» **Exercise description**: In the data below, find each line carrying the string "Cross" and copy it out.

(Web page and app entries)
======

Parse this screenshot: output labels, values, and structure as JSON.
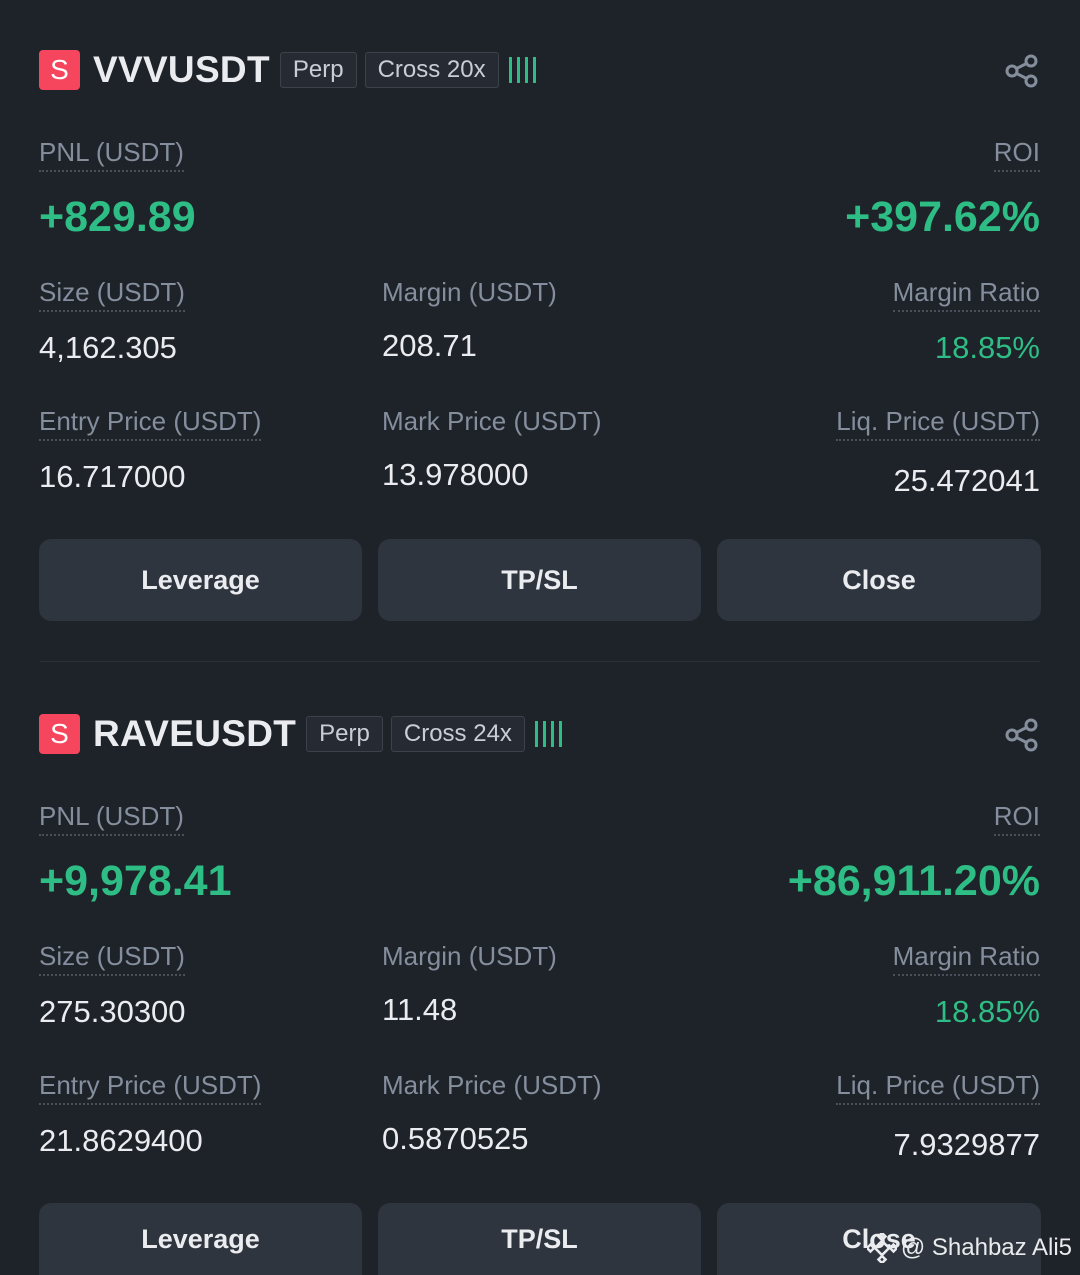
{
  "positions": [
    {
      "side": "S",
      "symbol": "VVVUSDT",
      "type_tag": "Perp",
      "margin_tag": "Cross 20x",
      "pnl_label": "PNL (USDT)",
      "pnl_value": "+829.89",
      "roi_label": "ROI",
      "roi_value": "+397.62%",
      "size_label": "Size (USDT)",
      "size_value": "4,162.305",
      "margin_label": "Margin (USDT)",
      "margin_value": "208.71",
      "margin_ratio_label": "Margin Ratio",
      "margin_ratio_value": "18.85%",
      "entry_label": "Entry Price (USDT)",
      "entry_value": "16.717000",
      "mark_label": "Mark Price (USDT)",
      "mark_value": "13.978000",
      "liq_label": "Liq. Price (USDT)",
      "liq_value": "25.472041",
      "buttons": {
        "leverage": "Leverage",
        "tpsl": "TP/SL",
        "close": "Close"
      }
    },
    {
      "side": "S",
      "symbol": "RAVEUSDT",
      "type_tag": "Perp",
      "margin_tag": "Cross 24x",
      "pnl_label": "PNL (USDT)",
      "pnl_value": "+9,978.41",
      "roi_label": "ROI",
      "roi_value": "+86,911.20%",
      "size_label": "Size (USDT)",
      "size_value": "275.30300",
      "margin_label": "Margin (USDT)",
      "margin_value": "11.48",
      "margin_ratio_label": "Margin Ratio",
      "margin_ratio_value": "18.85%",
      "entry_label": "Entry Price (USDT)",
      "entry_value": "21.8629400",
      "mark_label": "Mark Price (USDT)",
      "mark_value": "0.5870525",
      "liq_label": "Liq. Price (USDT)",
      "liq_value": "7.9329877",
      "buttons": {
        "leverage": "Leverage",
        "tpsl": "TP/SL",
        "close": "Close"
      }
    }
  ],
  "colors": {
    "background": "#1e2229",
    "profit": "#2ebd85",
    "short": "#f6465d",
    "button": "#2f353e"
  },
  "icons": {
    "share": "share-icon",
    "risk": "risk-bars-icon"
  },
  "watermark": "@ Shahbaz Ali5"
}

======

» **Answer space**:
      "margin_tag": "Cross 20x",
      "margin_tag": "Cross 24x",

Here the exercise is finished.